The government will not be able to meet its target for rolling out Universal Credit across the whole of the UK by October.
Universal Credit will roll six working-age benefits and tax credits into one monthly payment, and is meant to simplify the system.
The Department for Work and Pensions (DWP) has said that October will see six new jobcentres - Hammersmith, Rugby, Inverness, Harrogate, Bath and Shotton - pilot the system, and that the original target for the system to be fully operational in every area by 2017 would be met.
But ministers, including Chris Graying in 2011, had originally promised that the whole of the UK would implement Universal Credit by then, leading to accusations that the IT system is still not ready.
The DWP has been undertaking a review of the system and decided that it needs improvement, despite the fact that according to the department, it works.
Critics, including Labour's work and pensions spokesman Liam Byrne, said the delay showed Universal Credit had become "the biggest white elephant in Whitehall".
"David Cameron and Iain Duncan Smith have spent £420m of taxpayers' money to deliver Universal Credit in the grand total of just ten job centres - that's less than 1.5% of the nation's job centres," he said.
"Iain Duncan Smith must now ask himself if he is fit for purpose."
This is not the first time the IT system has been called in to question.
Last year a committtee of MPs called the timetable for rolling it out "very ambitious and leaves little opportunity for dealing with any problems which arise", while the government's Major Projects Authority has warned that Universal Credit was at serious risk of failure along with more that 30 other government schemes.

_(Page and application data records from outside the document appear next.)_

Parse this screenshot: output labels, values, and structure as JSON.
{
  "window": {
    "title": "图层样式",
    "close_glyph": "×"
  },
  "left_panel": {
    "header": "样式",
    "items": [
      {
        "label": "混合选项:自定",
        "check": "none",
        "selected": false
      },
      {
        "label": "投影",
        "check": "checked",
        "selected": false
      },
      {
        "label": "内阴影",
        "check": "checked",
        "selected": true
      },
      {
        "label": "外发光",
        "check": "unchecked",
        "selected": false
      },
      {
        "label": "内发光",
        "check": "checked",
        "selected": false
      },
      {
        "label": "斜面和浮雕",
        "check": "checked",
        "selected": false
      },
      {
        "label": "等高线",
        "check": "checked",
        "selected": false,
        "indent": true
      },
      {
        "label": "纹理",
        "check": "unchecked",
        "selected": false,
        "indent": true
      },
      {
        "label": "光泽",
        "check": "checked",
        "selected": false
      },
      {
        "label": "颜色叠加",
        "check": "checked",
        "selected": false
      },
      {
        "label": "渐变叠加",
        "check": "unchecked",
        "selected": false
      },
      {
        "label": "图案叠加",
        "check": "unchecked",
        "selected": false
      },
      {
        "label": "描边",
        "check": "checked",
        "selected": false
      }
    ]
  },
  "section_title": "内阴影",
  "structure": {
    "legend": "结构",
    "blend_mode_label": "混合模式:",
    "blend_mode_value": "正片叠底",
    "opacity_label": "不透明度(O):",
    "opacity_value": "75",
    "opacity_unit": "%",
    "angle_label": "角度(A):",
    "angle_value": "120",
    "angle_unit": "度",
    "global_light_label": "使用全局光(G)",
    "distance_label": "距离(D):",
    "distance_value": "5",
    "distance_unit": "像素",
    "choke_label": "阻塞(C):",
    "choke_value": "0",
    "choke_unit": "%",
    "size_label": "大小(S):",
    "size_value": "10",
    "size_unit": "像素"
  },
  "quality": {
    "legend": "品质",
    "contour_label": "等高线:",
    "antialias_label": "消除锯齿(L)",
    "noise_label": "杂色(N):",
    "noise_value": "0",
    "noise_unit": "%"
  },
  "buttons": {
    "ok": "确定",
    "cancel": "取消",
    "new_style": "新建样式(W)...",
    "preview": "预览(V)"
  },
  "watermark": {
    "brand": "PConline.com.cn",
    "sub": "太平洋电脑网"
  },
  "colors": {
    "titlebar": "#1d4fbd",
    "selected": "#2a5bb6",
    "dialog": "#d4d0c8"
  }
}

The basis of the scheme has also been criticised, with many claimants left poorer after its introduction.